Start of DATA SECTION
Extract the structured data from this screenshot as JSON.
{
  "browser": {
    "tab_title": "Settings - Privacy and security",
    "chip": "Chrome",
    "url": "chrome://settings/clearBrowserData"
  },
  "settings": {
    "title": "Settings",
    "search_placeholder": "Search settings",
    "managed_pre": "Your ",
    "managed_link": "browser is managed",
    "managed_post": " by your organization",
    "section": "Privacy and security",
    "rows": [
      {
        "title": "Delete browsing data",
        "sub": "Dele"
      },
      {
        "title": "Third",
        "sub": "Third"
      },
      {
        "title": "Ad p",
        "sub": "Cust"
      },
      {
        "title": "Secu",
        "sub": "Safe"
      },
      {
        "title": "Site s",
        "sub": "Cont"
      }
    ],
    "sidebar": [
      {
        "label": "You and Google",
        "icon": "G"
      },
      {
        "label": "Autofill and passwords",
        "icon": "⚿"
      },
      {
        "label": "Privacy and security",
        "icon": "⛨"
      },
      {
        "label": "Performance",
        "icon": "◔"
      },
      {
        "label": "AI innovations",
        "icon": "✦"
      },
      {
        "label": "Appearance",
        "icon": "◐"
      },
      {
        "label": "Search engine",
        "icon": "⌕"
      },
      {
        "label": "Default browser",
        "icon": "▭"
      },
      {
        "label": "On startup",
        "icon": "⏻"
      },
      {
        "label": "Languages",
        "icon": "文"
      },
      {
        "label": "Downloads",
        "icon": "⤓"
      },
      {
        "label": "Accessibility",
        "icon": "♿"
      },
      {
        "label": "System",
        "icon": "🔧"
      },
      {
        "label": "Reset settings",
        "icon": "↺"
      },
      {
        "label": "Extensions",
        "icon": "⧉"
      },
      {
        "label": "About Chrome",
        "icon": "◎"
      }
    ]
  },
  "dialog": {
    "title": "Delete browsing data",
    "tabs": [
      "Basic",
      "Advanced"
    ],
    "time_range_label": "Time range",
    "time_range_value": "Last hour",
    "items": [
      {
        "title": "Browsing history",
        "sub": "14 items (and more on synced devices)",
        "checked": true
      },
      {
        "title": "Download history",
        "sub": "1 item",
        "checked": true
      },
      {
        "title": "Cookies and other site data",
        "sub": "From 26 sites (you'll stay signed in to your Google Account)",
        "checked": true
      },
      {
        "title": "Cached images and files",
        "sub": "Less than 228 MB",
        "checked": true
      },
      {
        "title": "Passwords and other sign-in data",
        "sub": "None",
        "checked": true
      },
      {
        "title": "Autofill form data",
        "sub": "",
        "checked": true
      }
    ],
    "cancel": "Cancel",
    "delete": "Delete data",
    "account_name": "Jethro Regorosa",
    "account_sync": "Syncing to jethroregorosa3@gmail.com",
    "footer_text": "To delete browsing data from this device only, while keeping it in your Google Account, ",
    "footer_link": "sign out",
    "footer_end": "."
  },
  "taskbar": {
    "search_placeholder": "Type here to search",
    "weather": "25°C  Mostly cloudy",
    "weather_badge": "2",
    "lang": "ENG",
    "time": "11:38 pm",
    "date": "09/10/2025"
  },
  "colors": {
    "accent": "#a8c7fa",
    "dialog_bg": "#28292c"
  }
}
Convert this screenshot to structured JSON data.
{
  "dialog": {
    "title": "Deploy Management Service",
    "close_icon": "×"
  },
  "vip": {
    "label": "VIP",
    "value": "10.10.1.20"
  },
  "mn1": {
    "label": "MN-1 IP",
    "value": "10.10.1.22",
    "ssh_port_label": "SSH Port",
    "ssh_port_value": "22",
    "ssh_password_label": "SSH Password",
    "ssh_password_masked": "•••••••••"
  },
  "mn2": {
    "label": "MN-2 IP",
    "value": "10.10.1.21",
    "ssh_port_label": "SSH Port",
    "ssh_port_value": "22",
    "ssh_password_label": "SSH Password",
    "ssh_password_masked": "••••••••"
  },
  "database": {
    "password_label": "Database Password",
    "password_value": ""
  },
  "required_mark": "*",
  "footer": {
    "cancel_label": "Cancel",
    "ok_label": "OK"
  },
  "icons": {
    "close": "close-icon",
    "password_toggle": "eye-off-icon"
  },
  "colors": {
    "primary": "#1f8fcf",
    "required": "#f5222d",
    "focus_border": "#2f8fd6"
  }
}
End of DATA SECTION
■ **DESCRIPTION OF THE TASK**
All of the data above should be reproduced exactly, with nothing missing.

■ **COMPLETED EXERCISE**
Extract the structured data from this screenshot as JSON.
{
  "browser": {
    "tab_title": "Settings - Privacy and security",
    "chip": "Chrome",
    "url": "chrome://settings/clearBrowserData"
  },
  "settings": {
    "title": "Settings",
    "search_placeholder": "Search settings",
    "managed_pre": "Your ",
    "managed_link": "browser is managed",
    "managed_post": " by your organization",
    "section": "Privacy and security",
    "rows": [
      {
        "title": "Delete browsing data",
        "sub": "Dele"
      },
      {
        "title": "Third",
        "sub": "Third"
      },
      {
        "title": "Ad p",
        "sub": "Cust"
      },
      {
        "title": "Secu",
        "sub": "Safe"
      },
      {
        "title": "Site s",
        "sub": "Cont"
      }
    ],
    "sidebar": [
      {
        "label": "You and Google",
        "icon": "G"
      },
      {
        "label": "Autofill and passwords",
        "icon": "⚿"
      },
      {
        "label": "Privacy and security",
        "icon": "⛨"
      },
      {
        "label": "Performance",
        "icon": "◔"
      },
      {
        "label": "AI innovations",
        "icon": "✦"
      },
      {
        "label": "Appearance",
        "icon": "◐"
      },
      {
        "label": "Search engine",
        "icon": "⌕"
      },
      {
        "label": "Default browser",
        "icon": "▭"
      },
      {
        "label": "On startup",
        "icon": "⏻"
      },
      {
        "label": "Languages",
        "icon": "文"
      },
      {
        "label": "Downloads",
        "icon": "⤓"
      },
      {
        "label": "Accessibility",
        "icon": "♿"
      },
      {
        "label": "System",
        "icon": "🔧"
      },
      {
        "label": "Reset settings",
        "icon": "↺"
      },
      {
        "label": "Extensions",
        "icon": "⧉"
      },
      {
        "label": "About Chrome",
        "icon": "◎"
      }
    ]
  },
  "dialog": {
    "title": "Delete browsing data",
    "tabs": [
      "Basic",
      "Advanced"
    ],
    "time_range_label": "Time range",
    "time_range_value": "Last hour",
    "items": [
      {
        "title": "Browsing history",
        "sub": "14 items (and more on synced devices)",
        "checked": true
      },
      {
        "title": "Download history",
        "sub": "1 item",
        "checked": true
      },
      {
        "title": "Cookies and other site data",
        "sub": "From 26 sites (you'll stay signed in to your Google Account)",
        "checked": true
      },
      {
        "title": "Cached images and files",
        "sub": "Less than 228 MB",
        "checked": true
      },
      {
        "title": "Passwords and other sign-in data",
        "sub": "None",
        "checked": true
      },
      {
        "title": "Autofill form data",
        "sub": "",
        "checked": true
      }
    ],
    "cancel": "Cancel",
    "delete": "Delete data",
    "account_name": "Jethro Regorosa",
    "account_sync": "Syncing to jethroregorosa3@gmail.com",
    "footer_text": "To delete browsing data from this device only, while keeping it in your Google Account, ",
    "footer_link": "sign out",
    "footer_end": "."
  },
  "taskbar": {
    "search_placeholder": "Type here to search",
    "weather": "25°C  Mostly cloudy",
    "weather_badge": "2",
    "lang": "ENG",
    "time": "11:38 pm",
    "date": "09/10/2025"
  },
  "colors": {
    "accent": "#a8c7fa",
    "dialog_bg": "#28292c"
  }
}
Convert this screenshot to structured JSON data.
{
  "dialog": {
    "title": "Deploy Management Service",
    "close_icon": "×"
  },
  "vip": {
    "label": "VIP",
    "value": "10.10.1.20"
  },
  "mn1": {
    "label": "MN-1 IP",
    "value": "10.10.1.22",
    "ssh_port_label": "SSH Port",
    "ssh_port_value": "22",
    "ssh_password_label": "SSH Password",
    "ssh_password_masked": "•••••••••"
  },
  "mn2": {
    "label": "MN-2 IP",
    "value": "10.10.1.21",
    "ssh_port_label": "SSH Port",
    "ssh_port_value": "22",
    "ssh_password_label": "SSH Password",
    "ssh_password_masked": "••••••••"
  },
  "database": {
    "password_label": "Database Password",
    "password_value": ""
  },
  "required_mark": "*",
  "footer": {
    "cancel_label": "Cancel",
    "ok_label": "OK"
  },
  "icons": {
    "close": "close-icon",
    "password_toggle": "eye-off-icon"
  },
  "colors": {
    "primary": "#1f8fcf",
    "required": "#f5222d",
    "focus_border": "#2f8fd6"
  }
}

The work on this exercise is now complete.